  20. I admire Francis Davis a great deal because even though he now stands at the top of the "hierarchy" of jazz criticism, he is not a self-promoter like Giddins. Nor does he use the high-falutin' vocabulary. He has an admirably nice down-to-earth style. I was talking to Bertrand the other night about Wayne. We both agreed that we hear Wayne's compositional ideas in Chris Potter's music. This is probably an obvious statement to many of you, but it is interesting that Potter's approach (up to this point in time at least) has been very much as a blower - or in Wayne's words a "here's the damn saxophone solo"-player. I wonder if after Potter grows older, if his genius and creativity and passion as a soloist will be toned down as Shorter has developed. He is certainly a very forward-thinking musician who is charting his own path with a unique sound (though surprisingly very rooted in the blues among the swath of saxophone players out there today who only want to play alternate changes and alterations that make one sound and appear hipper than your average cat). Anyways......please......I welcome comments. matt
  21. The great Kenny Dorham

    I forgot to mention one thing. I just recently picked up some early KD. This CD is titled Kenny Dorham: The Complete Savoy Recordings. It seems to be very new but may not be. I found it on The material was recorded from 1946 through 1949. It is all on one CD but all the tracks are short since the technology back at the time was so limiting to the possible length of tracks. For those interested PM me about the specifics.

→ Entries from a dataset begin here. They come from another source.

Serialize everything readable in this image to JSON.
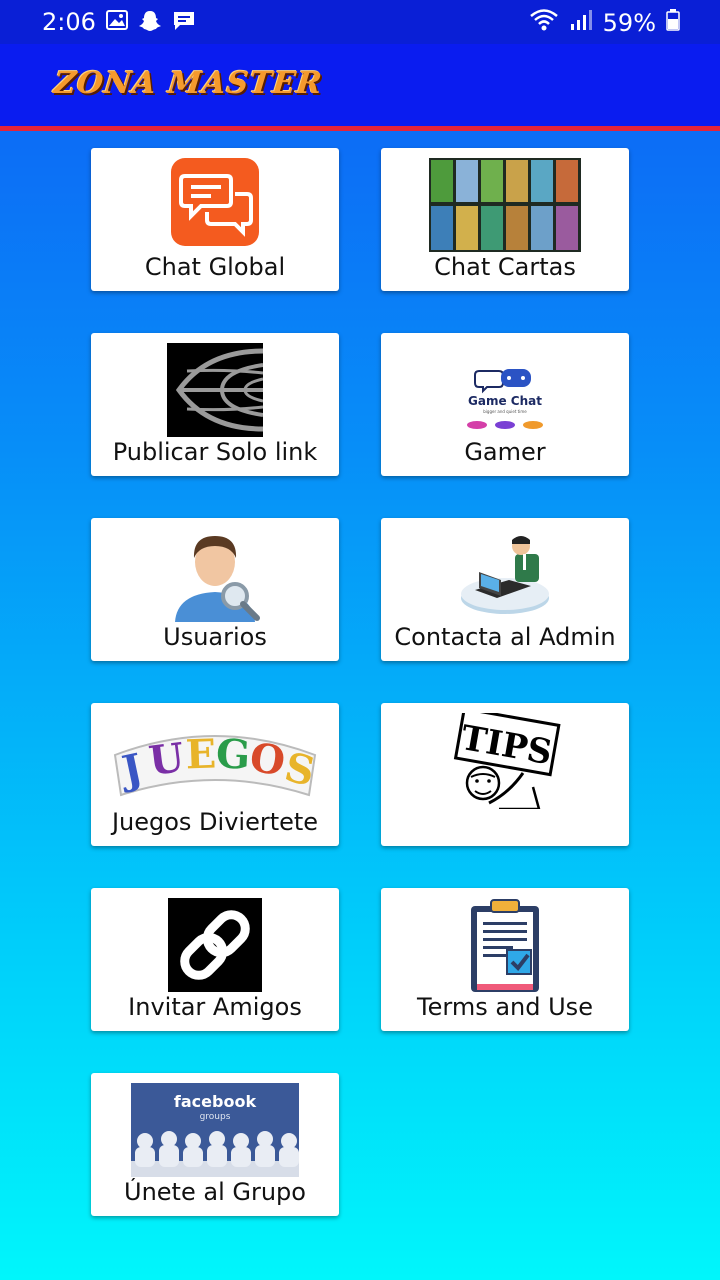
{
  "status_bar": {
    "time": "2:06",
    "battery": "59%"
  },
  "app": {
    "title": "ZONA MASTER"
  },
  "menu": [
    {
      "label": "Chat Global"
    },
    {
      "label": "Chat Cartas"
    },
    {
      "label": "Publicar Solo link"
    },
    {
      "label": "Gamer"
    },
    {
      "label": "Usuarios"
    },
    {
      "label": "Contacta al Admin"
    },
    {
      "label": "Juegos Diviertete"
    },
    {
      "label": ""
    },
    {
      "label": "Invitar Amigos"
    },
    {
      "label": "Terms and Use"
    },
    {
      "label": "Únete al Grupo"
    }
  ],
  "images": {
    "game_chat": {
      "title": "Game Chat",
      "subtitle": "bigger and quiet time"
    },
    "juegos": "JUEGOS",
    "tips": "TIPS",
    "facebook": {
      "brand": "facebook",
      "sub": "groups"
    }
  },
  "colors": {
    "status_bar": "#0a1fd6",
    "app_bar": "#0a1cf0",
    "app_bar_border": "#e5233a",
    "bg_top": "#0f5ff5",
    "bg_bottom": "#00f6fb"
  }
}
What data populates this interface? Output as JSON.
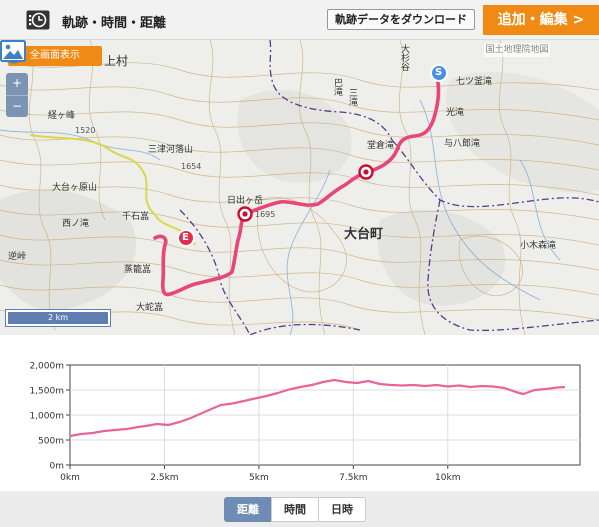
{
  "header": {
    "title": "軌跡・時間・距離",
    "download_label": "軌跡データをダウンロード",
    "edit_label": "追加・編集 >"
  },
  "map": {
    "fullscreen_label": "全画面表示",
    "zoom_in": "+",
    "zoom_out": "−",
    "attribution": "国土地理院地図",
    "scale_label": "2 km",
    "start_marker": "S",
    "end_marker": "E",
    "places": {
      "p1": "上村",
      "p2": "経ヶ峰",
      "p3": "三津河落山",
      "p4": "大台ヶ原山",
      "p5": "西ノ滝",
      "p6": "千石嵓",
      "p7": "逆峠",
      "p8": "蒸籠嵓",
      "p9": "大蛇嵓",
      "p10": "日出ヶ岳",
      "p11": "大台町",
      "p12": "堂倉滝",
      "p13": "与八郎滝",
      "p14": "光滝",
      "p15": "七ツ釜滝",
      "p16": "小木森滝",
      "p17": "巴滝",
      "p18": "三滝",
      "p19": "大杉谷"
    },
    "elevations": {
      "e1": "1520",
      "e2": "1654",
      "e3": "1695"
    }
  },
  "footer": {
    "tabs": [
      {
        "label": "距離",
        "active": true
      },
      {
        "label": "時間",
        "active": false
      },
      {
        "label": "日時",
        "active": false
      }
    ]
  },
  "colors": {
    "track": "#e8457a",
    "accent": "#ef8a14",
    "tab_active": "#6f8cb4",
    "profile": "#e8649a"
  },
  "chart_data": {
    "type": "line",
    "xlabel": "",
    "ylabel": "",
    "xlim": [
      0,
      13.5
    ],
    "ylim": [
      0,
      2000
    ],
    "x_ticks": [
      "0km",
      "2.5km",
      "5km",
      "7.5km",
      "10km"
    ],
    "y_ticks": [
      "0m",
      "500m",
      "1,000m",
      "1,500m",
      "2,000m"
    ],
    "grid": true,
    "series": [
      {
        "x": [
          0,
          0.3,
          0.6,
          0.9,
          1.2,
          1.5,
          1.8,
          2.0,
          2.3,
          2.6,
          2.9,
          3.2,
          3.5,
          3.8,
          4.0,
          4.3,
          4.6,
          4.9,
          5.2,
          5.5,
          5.8,
          6.1,
          6.4,
          6.7,
          7.0,
          7.3,
          7.6,
          7.9,
          8.2,
          8.5,
          8.8,
          9.1,
          9.4,
          9.7,
          10.0,
          10.3,
          10.6,
          10.9,
          11.2,
          11.5,
          11.8,
          12.0,
          12.3,
          12.6,
          12.9,
          13.1
        ],
        "y": [
          580,
          620,
          640,
          680,
          700,
          720,
          760,
          780,
          820,
          800,
          860,
          940,
          1040,
          1140,
          1200,
          1230,
          1280,
          1330,
          1380,
          1440,
          1510,
          1560,
          1600,
          1660,
          1700,
          1660,
          1640,
          1680,
          1620,
          1600,
          1590,
          1600,
          1580,
          1600,
          1570,
          1590,
          1560,
          1580,
          1570,
          1540,
          1460,
          1420,
          1500,
          1520,
          1550,
          1560
        ]
      }
    ]
  }
}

  22. The great Kenny Dorham

    Hey Bertrand. I am glad we met each other tonight. This bboard is killin! And just to put my two cents on here, I really dig Una Mas. I actually found out about the song as probably many younguns these days are finding out about Kenny's lesser known compositions - through today's vanguard of trumpet players who owe so much of where the instrument has gone in the hard bop vein to the man called Kenny Dorham. Specifically, I was wowed by the version on Roy Hargrove's Crisol Band on the album "Habana." Great supporting line-up. The highlight of the tune for me is Gary Bartz' alto solo. Man - so soulful. Makes me wanna praise de lawd. I saw Gary on a panel on race in jazz sponsored by the JJA at IAJE. It was moderated by JJA president Howard Mandel (who perchance has an excellent trumpet roundtable article in this month's issue of DownBeat where they discuss underrated trumpeters). c- B) ball-addict